The most playful use of Japanese culture came during the Parade of Nations. As each team entered the stadium, waving to empty seats, they were accompanied by symphonic renditions of music from popular video games. Viewers recognized songs from series like Final Fantasy, Chrono Trigger, and Kingdom Hearts. Each team was welcomed to its spot in the stadium by masked men and women sporting grayscale-colored costumes patterned with screentones, as if they were manga characters brought to life. Such pop culture signposts were what many expected of the event, especially after then-Prime Minister Shinzo Abe appeared dressed as Mario at the closing ceremony for the 2016 Rio Olympics.
The non-obtrusive nature of the various cultural references reflects how organizers felt the need to be respectful of the gravity of the ongoing pandemic, while at the same time signal that Japan was ready to reopen.
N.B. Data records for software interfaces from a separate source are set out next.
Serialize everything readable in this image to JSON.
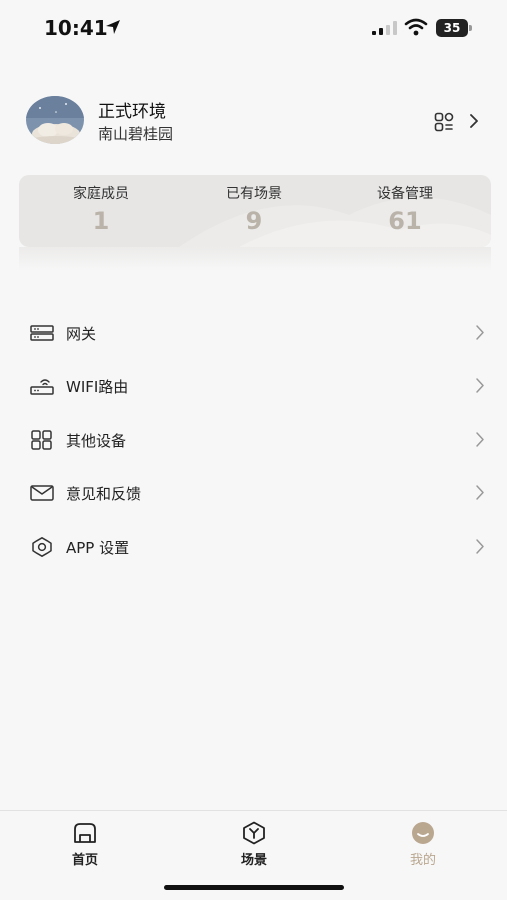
{
  "status_bar": {
    "time": "10:41",
    "battery_level": "35",
    "icons": [
      "location-arrow-icon",
      "signal-icon",
      "wifi-icon",
      "battery-icon"
    ]
  },
  "profile": {
    "home_name": "正式环境",
    "address": "南山碧桂园",
    "icons": [
      "avatar",
      "switch-home-icon",
      "chevron-right-icon"
    ]
  },
  "stats": [
    {
      "label": "家庭成员",
      "value": "1"
    },
    {
      "label": "已有场景",
      "value": "9"
    },
    {
      "label": "设备管理",
      "value": "61"
    }
  ],
  "menu": [
    {
      "label": "网关",
      "icon": "gateway-icon"
    },
    {
      "label": "WIFI路由",
      "icon": "router-icon"
    },
    {
      "label": "其他设备",
      "icon": "grid-icon"
    },
    {
      "label": "意见和反馈",
      "icon": "mail-icon"
    },
    {
      "label": "APP 设置",
      "icon": "gear-icon"
    }
  ],
  "tabs": [
    {
      "label": "首页",
      "icon": "home-icon",
      "active": false
    },
    {
      "label": "场景",
      "icon": "scene-icon",
      "active": false
    },
    {
      "label": "我的",
      "icon": "profile-face-icon",
      "active": true
    }
  ],
  "colors": {
    "accent": "#b9a790",
    "stat_value": "#b9b3aa",
    "background": "#f7f7f7"
  }
}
There were multiple solemn tributes to COVID-19 victims around the world, as well as the health workers who have been fighting the disease.
Perhaps the most legitimately powerful symbolic statement was the choice of athlete to light the Olympic flame: Haitian-Japanese tennis player Naomi Osaka. Many in Japan still see it as racially homogenous, and the country still has no anti-discrimination laws. Large political movements advocate for apartheid in all but name between the Japanese, ethnic minorities, and foreign workers. Having a half-Black, half-Japanese woman who is a vocal Black Lives Matter advocate be the one to symbolically start the games speaks to the hope for a more diverse and tolerant future. After all, the Olympics opening ceremony is a showcase not just of how a country sees itself, but also what it claims it wants to be.